20 Motorola Razr V3
It’s hard to properly appreciate the Motorola Razr V3 without unsticking your head from 2021. Let’s go back to 2004, when normal folk weren’t obsessed with phones. Alright, they were texting away like thumb-zombies, but the handsets themselves were little more than tools.
That changed with this flipper, which turned around Motorola’s fortunes by shifting 130 million units. The Razr starred in more TV shows and movies than just about any other gadget of the era, and it deserved that spotlight: its elegant curves, anodised aluminium shell, metal touchpad and slim profile changed how we look at phones.
The Razr V3 wasn’t expected to be a big seller, as it cost upwards of £400. That seemed absolutely loads at the time, but what’s mere money in the face of pocketable design sorcery?
Nokia 9500 Communicator
Smartphones didn’t start with the iPhone. Nokia had long been producing handsets with proper keyboards, and its Communicator series is a key step on the road to modern phones like the one you’ve just dropped. Whoops!
The original 9000 Communicator came to market in August 1996, just a few months before Stuff was born. But it’s the 9500 of eight years later, a brilliant device, that’s made our list. It had two displays – a standard phone screen on the outside and a wider ‘work’ one inside – and featured a browser based on Opera that could work with both WAP and HTML, as well as running Java apps and Nokia’s Office-compatible software.

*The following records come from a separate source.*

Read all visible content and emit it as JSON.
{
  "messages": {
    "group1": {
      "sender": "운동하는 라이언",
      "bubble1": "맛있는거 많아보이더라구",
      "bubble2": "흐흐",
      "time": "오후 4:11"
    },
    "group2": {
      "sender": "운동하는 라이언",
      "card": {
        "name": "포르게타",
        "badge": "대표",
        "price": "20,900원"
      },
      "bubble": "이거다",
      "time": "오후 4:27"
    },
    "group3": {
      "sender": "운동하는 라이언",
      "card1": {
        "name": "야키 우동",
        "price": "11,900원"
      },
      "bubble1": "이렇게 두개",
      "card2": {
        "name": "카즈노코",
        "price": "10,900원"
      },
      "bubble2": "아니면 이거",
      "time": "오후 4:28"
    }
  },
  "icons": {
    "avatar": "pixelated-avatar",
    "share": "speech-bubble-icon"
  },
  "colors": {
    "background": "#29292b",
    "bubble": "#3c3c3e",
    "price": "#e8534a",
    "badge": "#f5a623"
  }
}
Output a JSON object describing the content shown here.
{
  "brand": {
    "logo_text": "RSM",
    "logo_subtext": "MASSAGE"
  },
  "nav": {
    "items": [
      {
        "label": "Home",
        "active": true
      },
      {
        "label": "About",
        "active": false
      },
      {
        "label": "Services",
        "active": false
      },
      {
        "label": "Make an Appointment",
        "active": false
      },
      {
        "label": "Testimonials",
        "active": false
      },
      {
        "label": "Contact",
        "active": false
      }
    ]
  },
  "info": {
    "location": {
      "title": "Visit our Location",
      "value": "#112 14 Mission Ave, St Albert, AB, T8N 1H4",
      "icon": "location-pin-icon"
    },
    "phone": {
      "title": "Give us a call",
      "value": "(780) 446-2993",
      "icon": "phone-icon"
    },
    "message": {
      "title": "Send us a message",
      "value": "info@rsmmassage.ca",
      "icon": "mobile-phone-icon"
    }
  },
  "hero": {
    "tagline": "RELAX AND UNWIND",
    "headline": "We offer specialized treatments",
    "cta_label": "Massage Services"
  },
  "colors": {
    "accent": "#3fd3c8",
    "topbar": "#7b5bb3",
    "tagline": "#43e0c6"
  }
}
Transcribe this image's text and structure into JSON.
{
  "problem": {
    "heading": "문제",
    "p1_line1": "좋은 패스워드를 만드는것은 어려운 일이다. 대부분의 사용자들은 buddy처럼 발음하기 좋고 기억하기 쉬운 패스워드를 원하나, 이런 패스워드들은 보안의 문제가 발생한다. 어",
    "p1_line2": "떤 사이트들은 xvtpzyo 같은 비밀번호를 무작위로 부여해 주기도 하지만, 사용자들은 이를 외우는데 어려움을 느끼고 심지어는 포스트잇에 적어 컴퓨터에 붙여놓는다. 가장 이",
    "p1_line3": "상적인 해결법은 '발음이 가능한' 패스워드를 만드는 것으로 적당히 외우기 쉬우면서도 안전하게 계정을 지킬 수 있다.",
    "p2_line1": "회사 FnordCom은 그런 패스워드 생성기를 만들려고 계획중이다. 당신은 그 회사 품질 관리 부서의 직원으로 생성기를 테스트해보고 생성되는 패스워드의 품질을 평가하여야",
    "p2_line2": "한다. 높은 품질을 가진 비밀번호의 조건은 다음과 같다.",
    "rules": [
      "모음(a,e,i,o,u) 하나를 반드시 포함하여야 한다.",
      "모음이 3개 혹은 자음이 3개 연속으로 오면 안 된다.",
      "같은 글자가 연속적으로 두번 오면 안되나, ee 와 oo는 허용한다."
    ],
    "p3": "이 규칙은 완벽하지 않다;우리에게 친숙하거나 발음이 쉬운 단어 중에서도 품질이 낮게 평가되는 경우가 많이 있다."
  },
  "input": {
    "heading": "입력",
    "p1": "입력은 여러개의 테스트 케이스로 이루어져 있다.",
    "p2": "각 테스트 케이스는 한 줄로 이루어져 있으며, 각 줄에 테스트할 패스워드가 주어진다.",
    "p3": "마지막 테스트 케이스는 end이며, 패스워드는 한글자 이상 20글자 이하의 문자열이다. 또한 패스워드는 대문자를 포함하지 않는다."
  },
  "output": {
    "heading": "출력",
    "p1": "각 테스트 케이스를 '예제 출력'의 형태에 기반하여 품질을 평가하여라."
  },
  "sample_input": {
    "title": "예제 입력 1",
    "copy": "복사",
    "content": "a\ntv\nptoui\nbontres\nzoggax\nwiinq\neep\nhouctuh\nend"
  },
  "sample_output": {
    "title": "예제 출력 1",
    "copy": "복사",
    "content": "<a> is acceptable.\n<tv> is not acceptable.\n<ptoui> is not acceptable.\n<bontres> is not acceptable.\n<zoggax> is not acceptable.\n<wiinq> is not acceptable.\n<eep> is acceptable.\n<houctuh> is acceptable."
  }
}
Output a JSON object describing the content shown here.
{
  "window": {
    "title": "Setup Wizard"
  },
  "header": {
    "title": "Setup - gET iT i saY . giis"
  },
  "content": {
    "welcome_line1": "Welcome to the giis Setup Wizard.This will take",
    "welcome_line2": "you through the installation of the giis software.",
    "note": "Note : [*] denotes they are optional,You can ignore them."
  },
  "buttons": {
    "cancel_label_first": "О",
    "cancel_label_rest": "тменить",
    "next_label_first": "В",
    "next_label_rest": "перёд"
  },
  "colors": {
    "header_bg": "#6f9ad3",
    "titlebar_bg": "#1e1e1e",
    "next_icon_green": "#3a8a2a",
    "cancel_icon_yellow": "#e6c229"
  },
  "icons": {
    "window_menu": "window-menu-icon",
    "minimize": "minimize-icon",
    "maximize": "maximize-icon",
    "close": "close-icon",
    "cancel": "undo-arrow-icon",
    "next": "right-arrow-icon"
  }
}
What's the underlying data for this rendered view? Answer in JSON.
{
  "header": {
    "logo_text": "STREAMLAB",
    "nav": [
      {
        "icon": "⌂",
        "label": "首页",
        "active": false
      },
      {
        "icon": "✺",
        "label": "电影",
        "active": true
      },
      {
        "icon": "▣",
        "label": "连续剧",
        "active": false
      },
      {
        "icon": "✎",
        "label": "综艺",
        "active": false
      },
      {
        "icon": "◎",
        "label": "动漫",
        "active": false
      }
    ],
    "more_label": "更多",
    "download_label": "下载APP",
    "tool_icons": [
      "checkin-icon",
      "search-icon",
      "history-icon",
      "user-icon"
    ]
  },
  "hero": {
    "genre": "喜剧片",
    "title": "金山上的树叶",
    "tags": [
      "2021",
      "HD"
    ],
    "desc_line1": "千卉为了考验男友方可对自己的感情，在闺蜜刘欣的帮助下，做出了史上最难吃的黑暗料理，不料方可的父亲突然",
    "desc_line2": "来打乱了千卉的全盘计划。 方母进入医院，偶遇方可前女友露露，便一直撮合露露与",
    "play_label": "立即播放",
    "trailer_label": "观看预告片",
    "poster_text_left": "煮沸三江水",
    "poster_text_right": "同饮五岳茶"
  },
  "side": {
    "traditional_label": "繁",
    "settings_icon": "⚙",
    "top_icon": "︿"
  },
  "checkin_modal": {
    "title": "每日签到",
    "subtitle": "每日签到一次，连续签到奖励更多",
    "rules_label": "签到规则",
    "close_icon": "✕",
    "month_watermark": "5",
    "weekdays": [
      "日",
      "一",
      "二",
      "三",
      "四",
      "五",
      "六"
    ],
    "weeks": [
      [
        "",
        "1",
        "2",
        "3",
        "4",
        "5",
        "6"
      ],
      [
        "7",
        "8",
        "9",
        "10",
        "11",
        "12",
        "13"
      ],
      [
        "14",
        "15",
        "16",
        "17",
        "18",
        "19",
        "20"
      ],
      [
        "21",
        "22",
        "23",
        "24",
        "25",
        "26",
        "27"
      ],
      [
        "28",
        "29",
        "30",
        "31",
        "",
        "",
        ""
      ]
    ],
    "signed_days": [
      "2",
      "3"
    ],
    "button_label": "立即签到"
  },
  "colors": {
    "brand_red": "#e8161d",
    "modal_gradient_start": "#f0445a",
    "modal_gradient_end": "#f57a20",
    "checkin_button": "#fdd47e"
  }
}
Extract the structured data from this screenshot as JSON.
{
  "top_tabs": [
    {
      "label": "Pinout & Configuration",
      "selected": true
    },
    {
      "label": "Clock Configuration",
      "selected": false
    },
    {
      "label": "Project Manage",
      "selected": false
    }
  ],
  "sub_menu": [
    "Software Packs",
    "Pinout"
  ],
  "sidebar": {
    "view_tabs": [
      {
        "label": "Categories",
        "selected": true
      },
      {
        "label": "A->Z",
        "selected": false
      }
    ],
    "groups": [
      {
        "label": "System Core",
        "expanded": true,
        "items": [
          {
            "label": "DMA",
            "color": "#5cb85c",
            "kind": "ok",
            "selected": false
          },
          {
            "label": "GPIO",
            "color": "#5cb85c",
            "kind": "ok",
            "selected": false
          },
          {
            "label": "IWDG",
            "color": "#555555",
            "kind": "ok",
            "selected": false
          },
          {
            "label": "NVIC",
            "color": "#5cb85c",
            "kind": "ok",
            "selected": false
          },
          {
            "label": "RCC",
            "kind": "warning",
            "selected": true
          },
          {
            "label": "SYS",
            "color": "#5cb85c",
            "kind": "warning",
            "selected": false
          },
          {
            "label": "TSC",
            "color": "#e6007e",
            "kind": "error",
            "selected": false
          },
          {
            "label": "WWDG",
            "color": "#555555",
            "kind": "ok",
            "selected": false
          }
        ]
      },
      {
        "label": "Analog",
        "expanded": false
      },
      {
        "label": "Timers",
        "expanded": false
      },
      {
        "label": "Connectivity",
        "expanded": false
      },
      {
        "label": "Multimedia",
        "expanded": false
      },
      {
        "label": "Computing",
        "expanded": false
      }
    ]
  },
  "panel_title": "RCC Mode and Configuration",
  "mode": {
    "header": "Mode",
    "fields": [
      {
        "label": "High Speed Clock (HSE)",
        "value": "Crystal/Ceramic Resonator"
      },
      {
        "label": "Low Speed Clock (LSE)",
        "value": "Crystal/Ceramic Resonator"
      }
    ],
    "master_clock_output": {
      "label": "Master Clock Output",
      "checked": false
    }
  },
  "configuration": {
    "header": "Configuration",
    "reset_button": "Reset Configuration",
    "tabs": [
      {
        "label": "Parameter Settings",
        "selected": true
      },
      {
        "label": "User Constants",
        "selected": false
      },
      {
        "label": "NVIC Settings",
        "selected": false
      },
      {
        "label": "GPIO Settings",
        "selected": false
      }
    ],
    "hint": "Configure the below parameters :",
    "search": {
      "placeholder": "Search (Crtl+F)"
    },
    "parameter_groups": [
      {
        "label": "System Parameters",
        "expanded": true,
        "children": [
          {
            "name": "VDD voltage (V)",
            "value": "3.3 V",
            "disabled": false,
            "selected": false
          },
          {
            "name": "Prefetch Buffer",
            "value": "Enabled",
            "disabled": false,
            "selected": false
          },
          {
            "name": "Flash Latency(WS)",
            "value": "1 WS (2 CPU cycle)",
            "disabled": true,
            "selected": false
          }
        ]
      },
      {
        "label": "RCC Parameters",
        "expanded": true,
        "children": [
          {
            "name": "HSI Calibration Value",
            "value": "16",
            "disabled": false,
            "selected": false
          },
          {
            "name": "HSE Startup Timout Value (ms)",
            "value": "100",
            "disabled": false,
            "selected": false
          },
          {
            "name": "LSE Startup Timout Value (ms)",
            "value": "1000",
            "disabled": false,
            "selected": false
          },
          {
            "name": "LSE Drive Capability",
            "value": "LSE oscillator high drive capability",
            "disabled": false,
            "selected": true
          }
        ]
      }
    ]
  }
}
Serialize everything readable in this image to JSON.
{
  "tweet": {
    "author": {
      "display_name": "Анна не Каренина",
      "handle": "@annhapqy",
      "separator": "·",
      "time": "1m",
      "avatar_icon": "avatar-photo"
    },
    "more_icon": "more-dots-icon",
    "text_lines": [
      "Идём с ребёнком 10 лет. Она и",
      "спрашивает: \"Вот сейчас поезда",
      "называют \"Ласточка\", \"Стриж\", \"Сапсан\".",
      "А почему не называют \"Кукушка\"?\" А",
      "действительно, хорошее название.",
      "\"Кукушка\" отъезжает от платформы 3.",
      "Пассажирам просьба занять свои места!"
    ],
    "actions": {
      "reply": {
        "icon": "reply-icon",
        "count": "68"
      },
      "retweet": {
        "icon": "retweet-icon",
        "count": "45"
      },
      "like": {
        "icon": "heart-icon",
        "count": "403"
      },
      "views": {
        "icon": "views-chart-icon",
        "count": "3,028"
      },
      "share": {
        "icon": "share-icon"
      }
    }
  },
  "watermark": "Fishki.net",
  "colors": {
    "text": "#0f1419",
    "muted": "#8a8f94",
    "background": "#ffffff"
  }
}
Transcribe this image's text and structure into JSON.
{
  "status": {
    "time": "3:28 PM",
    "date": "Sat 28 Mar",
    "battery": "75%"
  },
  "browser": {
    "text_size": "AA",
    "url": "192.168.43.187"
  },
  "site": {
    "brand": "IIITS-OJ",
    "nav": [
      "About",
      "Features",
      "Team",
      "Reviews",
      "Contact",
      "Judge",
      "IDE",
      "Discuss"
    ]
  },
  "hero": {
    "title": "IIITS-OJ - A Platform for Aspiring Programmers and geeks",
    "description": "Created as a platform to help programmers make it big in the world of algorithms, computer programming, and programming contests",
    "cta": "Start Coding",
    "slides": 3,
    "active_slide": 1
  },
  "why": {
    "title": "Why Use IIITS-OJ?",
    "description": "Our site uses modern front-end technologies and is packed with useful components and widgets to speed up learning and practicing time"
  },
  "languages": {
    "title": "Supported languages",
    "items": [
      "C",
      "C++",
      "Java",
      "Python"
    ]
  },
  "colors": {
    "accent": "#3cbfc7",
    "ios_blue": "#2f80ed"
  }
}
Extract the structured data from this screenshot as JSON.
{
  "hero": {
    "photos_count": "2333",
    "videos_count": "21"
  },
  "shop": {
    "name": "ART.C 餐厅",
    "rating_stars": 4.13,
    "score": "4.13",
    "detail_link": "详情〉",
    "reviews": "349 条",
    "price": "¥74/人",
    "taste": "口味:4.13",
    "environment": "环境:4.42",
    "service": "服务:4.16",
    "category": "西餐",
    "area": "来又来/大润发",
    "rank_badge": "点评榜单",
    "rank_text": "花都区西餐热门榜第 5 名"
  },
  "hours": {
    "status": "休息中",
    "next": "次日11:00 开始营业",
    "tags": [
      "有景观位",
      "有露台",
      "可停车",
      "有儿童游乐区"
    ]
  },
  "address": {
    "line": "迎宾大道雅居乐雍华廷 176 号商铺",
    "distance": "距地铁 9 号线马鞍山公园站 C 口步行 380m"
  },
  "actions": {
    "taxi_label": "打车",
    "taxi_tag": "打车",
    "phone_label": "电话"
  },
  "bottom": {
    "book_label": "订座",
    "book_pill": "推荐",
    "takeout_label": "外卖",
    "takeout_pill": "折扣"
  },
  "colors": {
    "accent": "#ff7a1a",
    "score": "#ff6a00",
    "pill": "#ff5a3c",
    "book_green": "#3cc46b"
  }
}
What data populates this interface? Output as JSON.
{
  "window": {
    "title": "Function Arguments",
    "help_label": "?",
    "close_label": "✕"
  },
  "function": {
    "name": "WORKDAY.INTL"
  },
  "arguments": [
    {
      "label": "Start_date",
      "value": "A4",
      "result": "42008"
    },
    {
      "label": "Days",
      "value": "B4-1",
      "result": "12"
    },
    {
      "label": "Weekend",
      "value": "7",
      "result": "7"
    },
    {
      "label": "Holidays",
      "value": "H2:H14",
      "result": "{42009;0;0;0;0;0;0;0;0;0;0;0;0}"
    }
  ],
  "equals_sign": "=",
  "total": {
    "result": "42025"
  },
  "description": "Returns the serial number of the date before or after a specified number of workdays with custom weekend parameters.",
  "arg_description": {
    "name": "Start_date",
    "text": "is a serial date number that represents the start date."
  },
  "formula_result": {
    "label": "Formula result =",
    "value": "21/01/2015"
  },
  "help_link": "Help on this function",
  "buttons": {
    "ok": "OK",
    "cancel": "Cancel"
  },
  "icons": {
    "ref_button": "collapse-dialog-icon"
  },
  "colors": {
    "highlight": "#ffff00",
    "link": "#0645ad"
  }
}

Of course, Nokia wasn’t alone in creating pre-smartphone smart phones – but for their time, the Communicators were highly capable devices indeed.